■ **Instructions to follow**
The copy has to match the records word for word and include no pictures.

- - -

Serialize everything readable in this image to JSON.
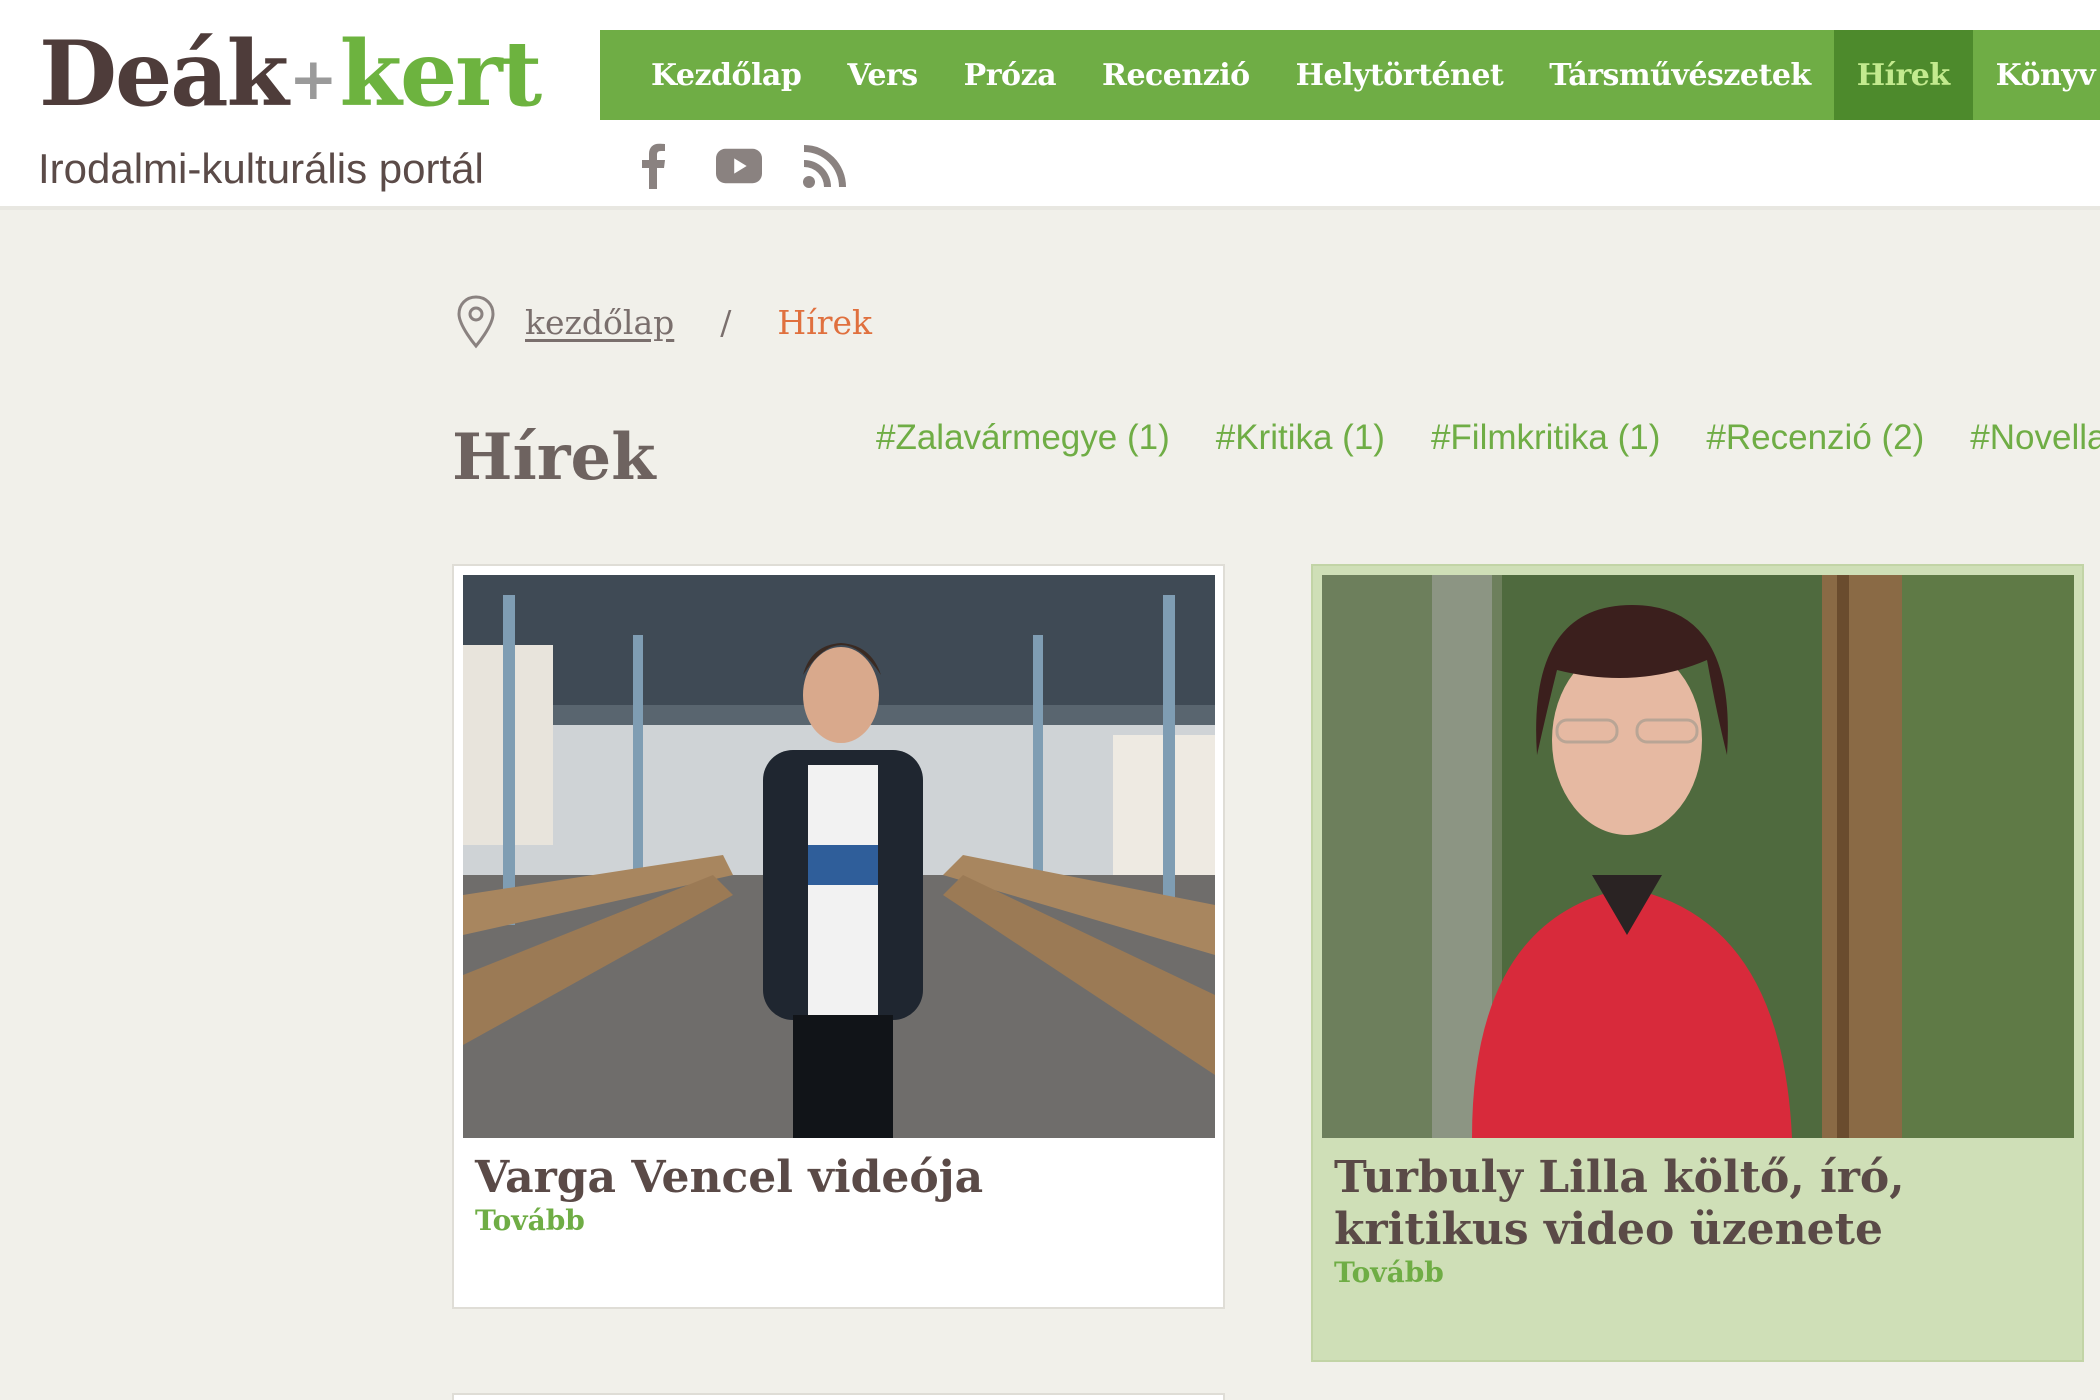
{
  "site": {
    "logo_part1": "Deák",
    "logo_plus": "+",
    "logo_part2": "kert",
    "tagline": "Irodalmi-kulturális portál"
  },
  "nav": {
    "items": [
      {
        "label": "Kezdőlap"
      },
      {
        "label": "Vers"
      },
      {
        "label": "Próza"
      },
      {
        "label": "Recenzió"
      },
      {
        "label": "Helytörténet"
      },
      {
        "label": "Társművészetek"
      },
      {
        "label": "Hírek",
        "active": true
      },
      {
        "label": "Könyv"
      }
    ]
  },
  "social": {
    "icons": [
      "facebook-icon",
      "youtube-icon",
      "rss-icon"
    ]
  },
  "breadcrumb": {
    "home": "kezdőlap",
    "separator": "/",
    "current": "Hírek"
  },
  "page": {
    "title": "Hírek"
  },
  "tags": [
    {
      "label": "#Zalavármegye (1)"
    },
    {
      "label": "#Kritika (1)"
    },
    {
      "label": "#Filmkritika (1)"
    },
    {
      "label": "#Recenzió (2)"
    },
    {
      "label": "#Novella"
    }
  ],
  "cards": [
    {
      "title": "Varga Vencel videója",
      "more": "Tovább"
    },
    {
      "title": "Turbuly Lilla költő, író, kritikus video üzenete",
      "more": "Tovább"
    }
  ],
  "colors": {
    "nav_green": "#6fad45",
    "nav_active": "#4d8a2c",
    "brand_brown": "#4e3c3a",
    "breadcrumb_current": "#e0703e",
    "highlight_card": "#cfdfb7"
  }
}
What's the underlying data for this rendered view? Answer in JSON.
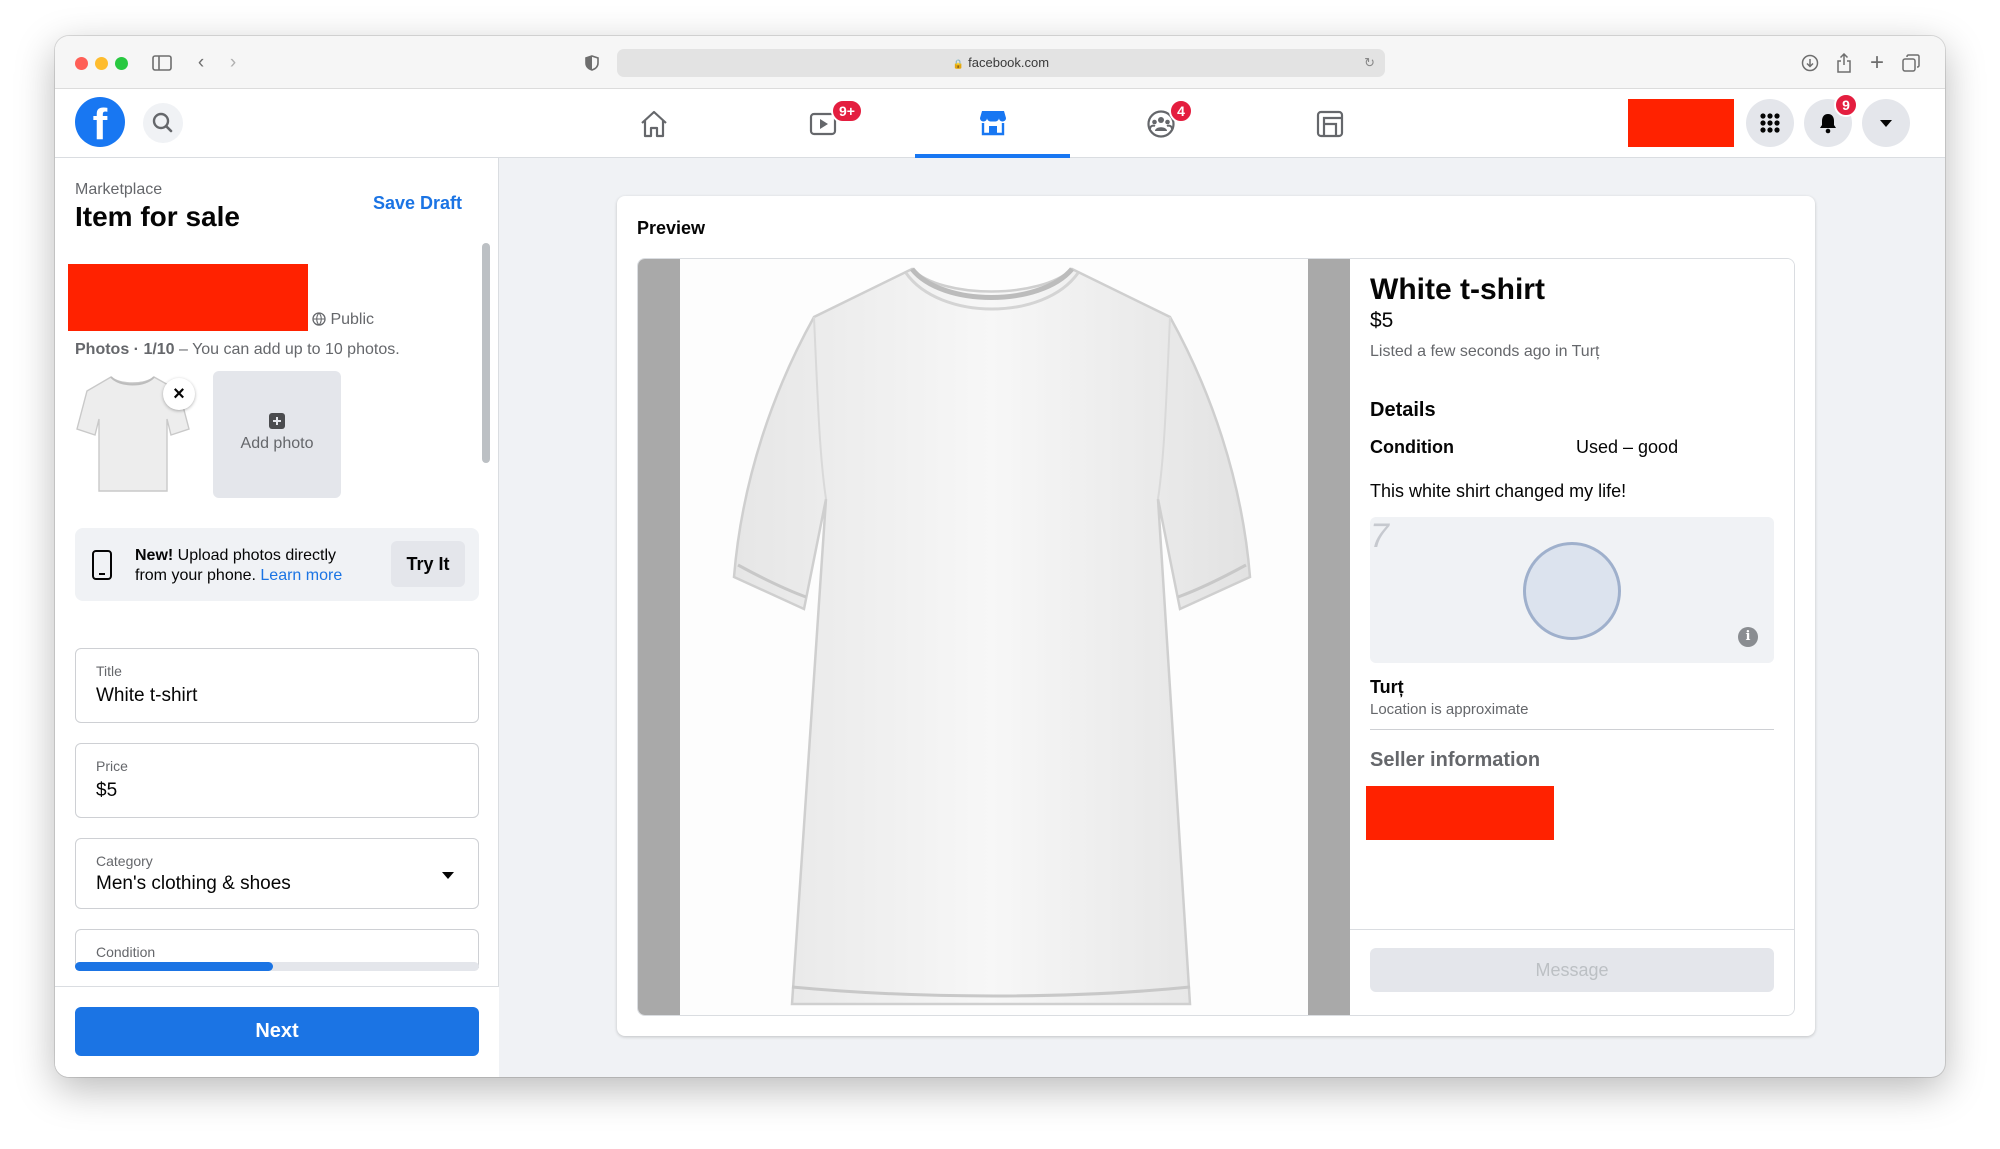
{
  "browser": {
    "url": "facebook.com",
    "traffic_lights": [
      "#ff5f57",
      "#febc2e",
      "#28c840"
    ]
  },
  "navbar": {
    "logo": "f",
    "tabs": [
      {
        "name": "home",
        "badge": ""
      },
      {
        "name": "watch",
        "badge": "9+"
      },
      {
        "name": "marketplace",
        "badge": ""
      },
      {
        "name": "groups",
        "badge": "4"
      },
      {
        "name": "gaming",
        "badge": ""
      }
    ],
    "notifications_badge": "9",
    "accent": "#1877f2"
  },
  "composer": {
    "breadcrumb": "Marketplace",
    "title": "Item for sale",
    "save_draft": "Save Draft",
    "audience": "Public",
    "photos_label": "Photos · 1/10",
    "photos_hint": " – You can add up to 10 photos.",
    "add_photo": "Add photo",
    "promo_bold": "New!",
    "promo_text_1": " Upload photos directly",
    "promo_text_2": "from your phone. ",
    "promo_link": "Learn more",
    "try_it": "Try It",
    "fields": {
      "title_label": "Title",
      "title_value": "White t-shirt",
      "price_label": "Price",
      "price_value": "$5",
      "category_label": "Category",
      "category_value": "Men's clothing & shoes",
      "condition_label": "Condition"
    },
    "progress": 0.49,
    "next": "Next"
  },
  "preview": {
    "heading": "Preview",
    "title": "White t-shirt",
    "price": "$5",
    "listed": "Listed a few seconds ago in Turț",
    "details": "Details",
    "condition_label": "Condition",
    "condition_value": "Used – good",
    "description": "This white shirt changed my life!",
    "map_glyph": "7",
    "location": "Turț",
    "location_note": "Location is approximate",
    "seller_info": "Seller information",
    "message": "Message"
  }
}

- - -

■ **Result of the task**
Serialize everything readable in this image to JSON.
{
  "site": {
    "logo_part1": "Deák",
    "logo_plus": "+",
    "logo_part2": "kert",
    "tagline": "Irodalmi-kulturális portál"
  },
  "nav": {
    "items": [
      {
        "label": "Kezdőlap"
      },
      {
        "label": "Vers"
      },
      {
        "label": "Próza"
      },
      {
        "label": "Recenzió"
      },
      {
        "label": "Helytörténet"
      },
      {
        "label": "Társművészetek"
      },
      {
        "label": "Hírek",
        "active": true
      },
      {
        "label": "Könyv"
      }
    ]
  },
  "social": {
    "icons": [
      "facebook-icon",
      "youtube-icon",
      "rss-icon"
    ]
  },
  "breadcrumb": {
    "home": "kezdőlap",
    "separator": "/",
    "current": "Hírek"
  },
  "page": {
    "title": "Hírek"
  },
  "tags": [
    {
      "label": "#Zalavármegye (1)"
    },
    {
      "label": "#Kritika (1)"
    },
    {
      "label": "#Filmkritika (1)"
    },
    {
      "label": "#Recenzió (2)"
    },
    {
      "label": "#Novella"
    }
  ],
  "cards": [
    {
      "title": "Varga Vencel videója",
      "more": "Tovább"
    },
    {
      "title": "Turbuly Lilla költő, író, kritikus video üzenete",
      "more": "Tovább"
    }
  ],
  "colors": {
    "nav_green": "#6fad45",
    "nav_active": "#4d8a2c",
    "brand_brown": "#4e3c3a",
    "breadcrumb_current": "#e0703e",
    "highlight_card": "#cfdfb7"
  }
}
What's the underlying data for this rendered view? Answer in JSON.
{
  "browser": {
    "url": "facebook.com",
    "traffic_lights": [
      "#ff5f57",
      "#febc2e",
      "#28c840"
    ]
  },
  "navbar": {
    "logo": "f",
    "tabs": [
      {
        "name": "home",
        "badge": ""
      },
      {
        "name": "watch",
        "badge": "9+"
      },
      {
        "name": "marketplace",
        "badge": ""
      },
      {
        "name": "groups",
        "badge": "4"
      },
      {
        "name": "gaming",
        "badge": ""
      }
    ],
    "notifications_badge": "9",
    "accent": "#1877f2"
  },
  "composer": {
    "breadcrumb": "Marketplace",
    "title": "Item for sale",
    "save_draft": "Save Draft",
    "audience": "Public",
    "photos_label": "Photos · 1/10",
    "photos_hint": " – You can add up to 10 photos.",
    "add_photo": "Add photo",
    "promo_bold": "New!",
    "promo_text_1": " Upload photos directly",
    "promo_text_2": "from your phone. ",
    "promo_link": "Learn more",
    "try_it": "Try It",
    "fields": {
      "title_label": "Title",
      "title_value": "White t-shirt",
      "price_label": "Price",
      "price_value": "$5",
      "category_label": "Category",
      "category_value": "Men's clothing & shoes",
      "condition_label": "Condition"
    },
    "progress": 0.49,
    "next": "Next"
  },
  "preview": {
    "heading": "Preview",
    "title": "White t-shirt",
    "price": "$5",
    "listed": "Listed a few seconds ago in Turț",
    "details": "Details",
    "condition_label": "Condition",
    "condition_value": "Used – good",
    "description": "This white shirt changed my life!",
    "map_glyph": "7",
    "location": "Turț",
    "location_note": "Location is approximate",
    "seller_info": "Seller information",
    "message": "Message"
  }
}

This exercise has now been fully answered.